_Work order_
One number is the expected answer: the count of lines in the material below containing the word "caption".

_Excerpted data_
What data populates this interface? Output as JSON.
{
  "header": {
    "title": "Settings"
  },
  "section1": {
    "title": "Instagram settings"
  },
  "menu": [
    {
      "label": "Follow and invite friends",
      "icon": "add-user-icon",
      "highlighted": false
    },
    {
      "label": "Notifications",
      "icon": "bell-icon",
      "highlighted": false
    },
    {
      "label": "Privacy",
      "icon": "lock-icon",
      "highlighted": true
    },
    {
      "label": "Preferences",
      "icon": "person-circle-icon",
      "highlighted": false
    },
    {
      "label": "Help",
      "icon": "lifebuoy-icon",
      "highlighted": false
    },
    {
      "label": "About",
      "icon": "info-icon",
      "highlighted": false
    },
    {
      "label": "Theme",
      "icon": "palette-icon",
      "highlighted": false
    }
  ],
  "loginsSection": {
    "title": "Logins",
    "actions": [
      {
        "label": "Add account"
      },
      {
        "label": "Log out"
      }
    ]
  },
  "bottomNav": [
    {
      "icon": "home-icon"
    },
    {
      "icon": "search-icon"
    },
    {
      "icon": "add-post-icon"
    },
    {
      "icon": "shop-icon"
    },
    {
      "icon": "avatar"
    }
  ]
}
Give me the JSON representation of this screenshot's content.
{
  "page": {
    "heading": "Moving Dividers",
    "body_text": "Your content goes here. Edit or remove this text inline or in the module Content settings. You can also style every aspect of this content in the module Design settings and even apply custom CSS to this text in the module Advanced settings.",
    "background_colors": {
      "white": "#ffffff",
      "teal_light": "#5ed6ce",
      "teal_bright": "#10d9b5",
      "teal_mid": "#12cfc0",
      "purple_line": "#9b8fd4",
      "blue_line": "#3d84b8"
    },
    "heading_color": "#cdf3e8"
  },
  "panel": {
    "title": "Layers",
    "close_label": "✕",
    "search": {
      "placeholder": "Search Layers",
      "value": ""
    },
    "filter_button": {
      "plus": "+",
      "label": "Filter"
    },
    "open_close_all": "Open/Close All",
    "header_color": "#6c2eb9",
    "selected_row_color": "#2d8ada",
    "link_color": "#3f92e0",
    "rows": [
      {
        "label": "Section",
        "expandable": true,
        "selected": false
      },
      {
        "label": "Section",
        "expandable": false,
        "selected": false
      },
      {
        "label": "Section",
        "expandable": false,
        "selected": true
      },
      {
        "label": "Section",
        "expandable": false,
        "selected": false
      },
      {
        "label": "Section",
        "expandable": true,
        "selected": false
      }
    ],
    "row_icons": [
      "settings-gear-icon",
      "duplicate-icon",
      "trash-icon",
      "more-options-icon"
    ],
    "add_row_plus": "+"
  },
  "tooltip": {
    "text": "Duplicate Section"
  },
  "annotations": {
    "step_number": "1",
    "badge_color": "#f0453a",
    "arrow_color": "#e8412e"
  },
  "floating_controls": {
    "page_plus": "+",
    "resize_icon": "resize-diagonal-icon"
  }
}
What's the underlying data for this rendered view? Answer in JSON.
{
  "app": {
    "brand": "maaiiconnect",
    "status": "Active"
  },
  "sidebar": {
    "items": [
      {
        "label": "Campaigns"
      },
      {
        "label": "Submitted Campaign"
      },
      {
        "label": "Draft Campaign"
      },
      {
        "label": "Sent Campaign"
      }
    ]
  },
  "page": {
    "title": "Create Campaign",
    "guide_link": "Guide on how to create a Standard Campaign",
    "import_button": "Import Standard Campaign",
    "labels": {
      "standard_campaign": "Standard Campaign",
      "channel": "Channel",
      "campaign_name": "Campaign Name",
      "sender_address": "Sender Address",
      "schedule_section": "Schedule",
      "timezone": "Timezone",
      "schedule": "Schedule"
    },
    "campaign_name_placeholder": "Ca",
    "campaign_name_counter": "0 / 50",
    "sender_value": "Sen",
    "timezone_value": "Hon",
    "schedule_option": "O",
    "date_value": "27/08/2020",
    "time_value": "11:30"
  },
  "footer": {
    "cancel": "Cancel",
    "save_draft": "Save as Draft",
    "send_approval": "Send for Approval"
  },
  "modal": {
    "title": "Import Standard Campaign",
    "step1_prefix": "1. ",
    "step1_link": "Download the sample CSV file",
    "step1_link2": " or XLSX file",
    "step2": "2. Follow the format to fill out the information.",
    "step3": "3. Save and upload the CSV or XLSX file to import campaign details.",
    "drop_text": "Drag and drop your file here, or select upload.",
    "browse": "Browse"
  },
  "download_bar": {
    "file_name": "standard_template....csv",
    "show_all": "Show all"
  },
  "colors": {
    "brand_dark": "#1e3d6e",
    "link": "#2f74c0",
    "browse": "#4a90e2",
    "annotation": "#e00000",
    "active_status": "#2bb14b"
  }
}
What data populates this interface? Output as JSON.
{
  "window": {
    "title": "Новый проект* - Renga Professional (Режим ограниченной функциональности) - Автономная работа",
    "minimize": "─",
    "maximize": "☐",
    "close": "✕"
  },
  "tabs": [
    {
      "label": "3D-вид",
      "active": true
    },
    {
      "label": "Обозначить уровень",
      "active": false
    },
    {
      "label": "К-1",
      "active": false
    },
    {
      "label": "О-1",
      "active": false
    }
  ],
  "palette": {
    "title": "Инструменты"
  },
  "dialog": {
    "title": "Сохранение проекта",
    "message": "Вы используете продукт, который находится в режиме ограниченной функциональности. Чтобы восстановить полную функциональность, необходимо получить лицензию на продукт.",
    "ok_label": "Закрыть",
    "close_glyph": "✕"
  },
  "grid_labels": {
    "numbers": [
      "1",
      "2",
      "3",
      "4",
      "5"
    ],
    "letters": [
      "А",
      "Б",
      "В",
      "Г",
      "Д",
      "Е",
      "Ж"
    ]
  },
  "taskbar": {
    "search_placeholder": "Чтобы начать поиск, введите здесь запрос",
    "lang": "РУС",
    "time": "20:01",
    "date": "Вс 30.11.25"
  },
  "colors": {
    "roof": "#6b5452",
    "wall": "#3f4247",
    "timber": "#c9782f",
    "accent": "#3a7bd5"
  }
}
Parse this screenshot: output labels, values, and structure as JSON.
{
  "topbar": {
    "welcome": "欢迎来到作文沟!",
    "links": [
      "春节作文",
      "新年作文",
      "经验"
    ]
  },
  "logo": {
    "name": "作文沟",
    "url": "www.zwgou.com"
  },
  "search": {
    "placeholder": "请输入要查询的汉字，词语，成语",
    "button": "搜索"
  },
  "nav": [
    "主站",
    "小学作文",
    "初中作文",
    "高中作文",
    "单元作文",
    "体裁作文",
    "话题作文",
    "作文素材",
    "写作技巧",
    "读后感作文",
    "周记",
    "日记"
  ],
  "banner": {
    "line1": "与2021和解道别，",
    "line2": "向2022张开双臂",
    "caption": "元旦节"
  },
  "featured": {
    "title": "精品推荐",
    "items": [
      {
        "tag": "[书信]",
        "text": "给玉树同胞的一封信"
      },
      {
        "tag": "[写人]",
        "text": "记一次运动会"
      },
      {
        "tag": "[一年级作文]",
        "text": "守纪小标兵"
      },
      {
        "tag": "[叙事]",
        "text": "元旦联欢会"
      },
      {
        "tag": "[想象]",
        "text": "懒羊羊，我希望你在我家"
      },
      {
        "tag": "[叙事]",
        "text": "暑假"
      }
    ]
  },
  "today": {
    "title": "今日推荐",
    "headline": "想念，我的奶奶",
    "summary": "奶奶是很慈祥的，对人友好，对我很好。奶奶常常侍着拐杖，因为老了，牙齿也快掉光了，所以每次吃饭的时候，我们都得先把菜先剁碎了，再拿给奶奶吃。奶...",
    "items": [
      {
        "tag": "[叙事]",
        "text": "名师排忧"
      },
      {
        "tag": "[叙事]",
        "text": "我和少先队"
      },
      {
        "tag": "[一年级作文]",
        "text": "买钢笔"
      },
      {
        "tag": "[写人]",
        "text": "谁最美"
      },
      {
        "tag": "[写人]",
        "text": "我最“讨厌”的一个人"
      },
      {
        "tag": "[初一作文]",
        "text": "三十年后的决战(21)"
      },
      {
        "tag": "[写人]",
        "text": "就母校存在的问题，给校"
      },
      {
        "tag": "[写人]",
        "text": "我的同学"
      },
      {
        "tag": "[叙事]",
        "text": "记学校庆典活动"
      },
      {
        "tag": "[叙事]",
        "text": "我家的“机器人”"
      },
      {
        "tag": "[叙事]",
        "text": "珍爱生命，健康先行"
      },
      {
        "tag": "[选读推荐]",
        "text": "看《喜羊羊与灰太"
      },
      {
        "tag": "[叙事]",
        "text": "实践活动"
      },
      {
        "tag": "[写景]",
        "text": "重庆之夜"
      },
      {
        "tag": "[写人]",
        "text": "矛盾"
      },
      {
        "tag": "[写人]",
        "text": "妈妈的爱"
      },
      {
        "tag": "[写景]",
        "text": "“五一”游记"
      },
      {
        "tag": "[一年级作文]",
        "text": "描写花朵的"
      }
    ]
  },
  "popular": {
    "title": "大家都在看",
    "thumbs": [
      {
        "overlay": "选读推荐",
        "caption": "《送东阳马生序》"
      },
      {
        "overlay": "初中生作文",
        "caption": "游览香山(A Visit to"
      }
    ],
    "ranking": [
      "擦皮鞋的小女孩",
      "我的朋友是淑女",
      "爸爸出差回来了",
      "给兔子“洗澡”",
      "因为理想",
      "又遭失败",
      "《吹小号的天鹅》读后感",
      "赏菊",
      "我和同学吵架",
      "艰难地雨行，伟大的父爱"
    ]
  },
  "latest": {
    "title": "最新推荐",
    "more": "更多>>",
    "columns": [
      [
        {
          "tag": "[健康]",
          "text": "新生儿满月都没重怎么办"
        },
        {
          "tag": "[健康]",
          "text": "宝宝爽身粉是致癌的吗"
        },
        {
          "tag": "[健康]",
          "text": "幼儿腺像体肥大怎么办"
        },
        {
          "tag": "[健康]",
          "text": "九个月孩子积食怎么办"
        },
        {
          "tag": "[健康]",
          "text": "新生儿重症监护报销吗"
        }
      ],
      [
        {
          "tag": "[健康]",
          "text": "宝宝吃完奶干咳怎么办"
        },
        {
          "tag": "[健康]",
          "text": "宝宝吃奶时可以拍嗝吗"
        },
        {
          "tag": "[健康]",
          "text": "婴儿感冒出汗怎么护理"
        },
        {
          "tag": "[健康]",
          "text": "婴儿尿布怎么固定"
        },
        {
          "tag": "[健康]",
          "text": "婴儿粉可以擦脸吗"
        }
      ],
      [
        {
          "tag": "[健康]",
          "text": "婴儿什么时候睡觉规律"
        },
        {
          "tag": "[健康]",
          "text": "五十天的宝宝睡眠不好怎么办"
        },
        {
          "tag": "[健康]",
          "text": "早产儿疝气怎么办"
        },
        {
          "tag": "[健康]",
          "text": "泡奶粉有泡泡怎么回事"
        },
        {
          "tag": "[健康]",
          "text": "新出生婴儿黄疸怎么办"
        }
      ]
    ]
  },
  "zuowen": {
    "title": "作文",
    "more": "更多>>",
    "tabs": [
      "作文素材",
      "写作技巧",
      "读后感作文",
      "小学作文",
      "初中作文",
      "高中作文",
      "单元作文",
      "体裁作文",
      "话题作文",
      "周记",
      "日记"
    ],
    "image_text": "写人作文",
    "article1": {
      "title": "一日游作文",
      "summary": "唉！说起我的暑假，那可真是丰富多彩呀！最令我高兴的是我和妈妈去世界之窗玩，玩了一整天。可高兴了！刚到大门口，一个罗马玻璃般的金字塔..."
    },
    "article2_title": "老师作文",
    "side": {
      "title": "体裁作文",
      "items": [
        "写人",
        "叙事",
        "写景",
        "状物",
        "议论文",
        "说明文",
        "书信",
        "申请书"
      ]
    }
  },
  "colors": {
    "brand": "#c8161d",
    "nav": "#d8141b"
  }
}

_Reply_
3